A Slow but Steady Climb to Prosperity (WSJ)
Alan S. Blinder writes that there are two basic facts shaping the election: After four years, the economy still stinks, but it’s also getting better, slowly but surely. Republicans deny that the second part is true, and if they control the levers of policy, it won’t be.
Being Nice to Business Has Nothing to Do With Economic Growth (Slate)
Matthew Yglesias notes that critics who argue that Obama can’t effectively guide the economy without buttering up business leaders should remember that said leaders hated FDR’s guts throughout his presidency, and he did pretty okay without them.
Little Federal Help for the Long-Term Unemployed (NYT)
Annie Lowrey and Catherine Rampell write that addressing long-term joblessness remains one of our biggest economic challenges, and while many policymakers agree in principle, they seem to have forgotten that it’s their job to do something about it.
Why Should Government Respond Differently to Natural vs. Economic Disasters? (Prospect)
David Callahan notes that after Hurricane Sandy, nearly everyone agrees that it’s the government’s duty to deliver aid to those in need. But unlike the victims of economic disasters, we don’t blame the survivors for growing too dependent on the rescue boats.
Get ready for the phony debt fight (Salon)
Dean Baker writes that no matter who wins the election, we’re about to see a push for deficit reduction led by the CEOs behind the Campaign to Fix the Debt, who coincidentally don’t think it’s a good idea to do that by raising more tax revenue from themselves.
Nonpartisan Tax Report Withdrawn After G.O.P. Protest (NYT)
Jonathan Weisman reports that the GOP pressured the Congressional Research Service into withdrawing a report that showed no link between top tax rates and economic growth. The naked emperor probably had that annoying kid thrown in a dungeon, too.
#TalkPoverty: The Obama Campaign Responds (The Nation)
Greg Kaufmann has asked the presidential candidates to explain how they plan to address child poverty, and the Obama campaign has taken him up on the challenge. Meanwhile, the Romney campaign says it won’t be participating. Points for honesty!
How will the election change the Fed? (MoneyWatch)

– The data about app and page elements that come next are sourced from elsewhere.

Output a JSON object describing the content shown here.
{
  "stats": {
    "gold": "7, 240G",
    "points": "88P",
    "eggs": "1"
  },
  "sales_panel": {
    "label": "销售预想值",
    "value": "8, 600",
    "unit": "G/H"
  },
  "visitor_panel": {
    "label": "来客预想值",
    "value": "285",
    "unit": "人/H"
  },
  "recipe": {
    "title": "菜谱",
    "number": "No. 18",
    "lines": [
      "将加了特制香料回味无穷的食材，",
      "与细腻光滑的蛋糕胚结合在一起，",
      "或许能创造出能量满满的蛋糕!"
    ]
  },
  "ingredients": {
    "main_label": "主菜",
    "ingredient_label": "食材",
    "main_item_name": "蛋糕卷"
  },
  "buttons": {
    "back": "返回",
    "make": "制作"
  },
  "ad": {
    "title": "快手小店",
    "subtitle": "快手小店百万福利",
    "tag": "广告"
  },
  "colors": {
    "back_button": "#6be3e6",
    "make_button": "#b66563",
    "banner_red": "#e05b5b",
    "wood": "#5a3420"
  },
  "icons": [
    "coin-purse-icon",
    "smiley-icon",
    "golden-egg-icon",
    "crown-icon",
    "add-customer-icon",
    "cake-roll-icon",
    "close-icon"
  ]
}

Mark Thoma thinks we can expect a more hawkish replacement for the Bernank if Mitt Romney is elected, but there won’t be much change in policy due to a) resistance from other Fed members b) not wanting to be the guy who destroyed the economy.
‘Too Big to Fail’ Remains Very Real (NYT)
Simon Johnson notes that while financial sector insiders insist that recent regulation has ended the problem of “too big to fail” (even though they hate it), as far as the markets are concerned, their financial institutions remain both very big and full of fail.